Aim of the task =>
Every line with the string "title" should be copied from the data.
────
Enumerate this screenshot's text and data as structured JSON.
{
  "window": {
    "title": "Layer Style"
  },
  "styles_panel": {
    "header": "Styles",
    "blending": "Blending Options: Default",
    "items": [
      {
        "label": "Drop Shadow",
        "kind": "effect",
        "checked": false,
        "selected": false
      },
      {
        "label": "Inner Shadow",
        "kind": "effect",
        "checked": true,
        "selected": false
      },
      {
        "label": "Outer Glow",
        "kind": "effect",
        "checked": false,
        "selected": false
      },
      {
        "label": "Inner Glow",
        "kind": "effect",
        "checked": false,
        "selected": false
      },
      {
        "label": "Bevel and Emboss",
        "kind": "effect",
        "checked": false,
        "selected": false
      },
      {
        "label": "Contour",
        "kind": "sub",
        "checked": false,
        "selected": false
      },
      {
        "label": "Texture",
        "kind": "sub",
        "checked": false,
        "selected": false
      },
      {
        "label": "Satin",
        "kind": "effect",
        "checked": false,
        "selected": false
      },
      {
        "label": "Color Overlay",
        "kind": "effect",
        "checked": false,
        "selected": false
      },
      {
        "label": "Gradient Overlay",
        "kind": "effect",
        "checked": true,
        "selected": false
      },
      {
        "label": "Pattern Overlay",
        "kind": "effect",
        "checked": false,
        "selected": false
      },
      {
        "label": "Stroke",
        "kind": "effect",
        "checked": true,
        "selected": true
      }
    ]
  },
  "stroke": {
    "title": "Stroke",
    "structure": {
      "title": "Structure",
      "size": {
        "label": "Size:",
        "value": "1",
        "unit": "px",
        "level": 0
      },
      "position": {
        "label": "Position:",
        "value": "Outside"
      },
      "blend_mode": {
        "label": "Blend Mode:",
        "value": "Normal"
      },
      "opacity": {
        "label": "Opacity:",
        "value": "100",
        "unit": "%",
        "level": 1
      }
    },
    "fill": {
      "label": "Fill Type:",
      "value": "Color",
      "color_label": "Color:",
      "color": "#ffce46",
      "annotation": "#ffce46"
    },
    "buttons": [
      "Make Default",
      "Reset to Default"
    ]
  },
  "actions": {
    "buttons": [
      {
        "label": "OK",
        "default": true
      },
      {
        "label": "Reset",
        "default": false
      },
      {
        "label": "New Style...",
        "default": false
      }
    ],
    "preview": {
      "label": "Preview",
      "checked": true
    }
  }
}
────
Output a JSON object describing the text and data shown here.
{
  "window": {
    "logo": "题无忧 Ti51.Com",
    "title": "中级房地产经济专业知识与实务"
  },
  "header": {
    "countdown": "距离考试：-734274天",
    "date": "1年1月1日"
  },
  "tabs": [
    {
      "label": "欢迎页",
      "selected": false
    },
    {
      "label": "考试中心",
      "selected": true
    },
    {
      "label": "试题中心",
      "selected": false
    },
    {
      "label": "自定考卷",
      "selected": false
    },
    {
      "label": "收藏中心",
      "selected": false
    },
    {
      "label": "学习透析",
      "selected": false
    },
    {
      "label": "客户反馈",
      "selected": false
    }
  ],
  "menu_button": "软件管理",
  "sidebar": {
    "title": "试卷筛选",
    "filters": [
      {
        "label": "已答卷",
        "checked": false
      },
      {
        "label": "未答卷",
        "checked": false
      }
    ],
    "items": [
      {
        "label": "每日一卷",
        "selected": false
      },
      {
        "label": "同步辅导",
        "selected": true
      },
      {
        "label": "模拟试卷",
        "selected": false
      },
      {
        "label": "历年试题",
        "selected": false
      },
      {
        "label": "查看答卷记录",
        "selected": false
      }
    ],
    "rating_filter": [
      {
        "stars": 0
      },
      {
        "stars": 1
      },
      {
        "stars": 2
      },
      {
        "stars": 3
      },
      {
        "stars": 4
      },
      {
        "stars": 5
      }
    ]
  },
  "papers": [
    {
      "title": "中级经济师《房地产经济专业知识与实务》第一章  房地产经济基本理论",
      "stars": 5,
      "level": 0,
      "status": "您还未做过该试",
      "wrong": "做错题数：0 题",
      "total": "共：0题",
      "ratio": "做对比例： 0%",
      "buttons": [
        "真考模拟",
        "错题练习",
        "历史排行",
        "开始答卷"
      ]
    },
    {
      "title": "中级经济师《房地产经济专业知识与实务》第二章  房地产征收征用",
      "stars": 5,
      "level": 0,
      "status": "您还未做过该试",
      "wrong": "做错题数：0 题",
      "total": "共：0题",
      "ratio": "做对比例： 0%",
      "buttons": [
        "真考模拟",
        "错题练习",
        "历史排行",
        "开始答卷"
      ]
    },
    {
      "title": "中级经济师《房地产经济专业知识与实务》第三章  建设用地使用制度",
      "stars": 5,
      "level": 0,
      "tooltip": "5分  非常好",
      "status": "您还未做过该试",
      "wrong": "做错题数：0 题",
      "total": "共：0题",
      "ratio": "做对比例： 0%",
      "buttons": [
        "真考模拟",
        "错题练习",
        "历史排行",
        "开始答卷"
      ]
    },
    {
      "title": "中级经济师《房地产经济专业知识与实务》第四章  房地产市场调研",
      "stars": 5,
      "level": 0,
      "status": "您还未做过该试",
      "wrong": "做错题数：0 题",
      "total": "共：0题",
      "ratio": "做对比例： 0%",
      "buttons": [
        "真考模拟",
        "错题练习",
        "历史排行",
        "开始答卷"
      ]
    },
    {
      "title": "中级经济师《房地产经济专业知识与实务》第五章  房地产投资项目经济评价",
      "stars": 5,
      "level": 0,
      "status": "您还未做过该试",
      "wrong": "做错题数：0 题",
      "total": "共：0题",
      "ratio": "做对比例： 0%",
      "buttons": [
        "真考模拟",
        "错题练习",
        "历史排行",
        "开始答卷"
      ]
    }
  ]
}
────
Response below =>
    "title": "Layer Style"
    "title": "Stroke",
      "title": "Structure",
    "title": "中级房地产经济专业知识与实务"
    "title": "试卷筛选",
      "title": "中级经济师《房地产经济专业知识与实务》第一章  房地产经济基本理论",
      "title": "中级经济师《房地产经济专业知识与实务》第二章  房地产征收征用",
      "title": "中级经济师《房地产经济专业知识与实务》第三章  建设用地使用制度",
      "title": "中级经济师《房地产经济专业知识与实务》第四章  房地产市场调研",
      "title": "中级经济师《房地产经济专业知识与实务》第五章  房地产投资项目经济评价",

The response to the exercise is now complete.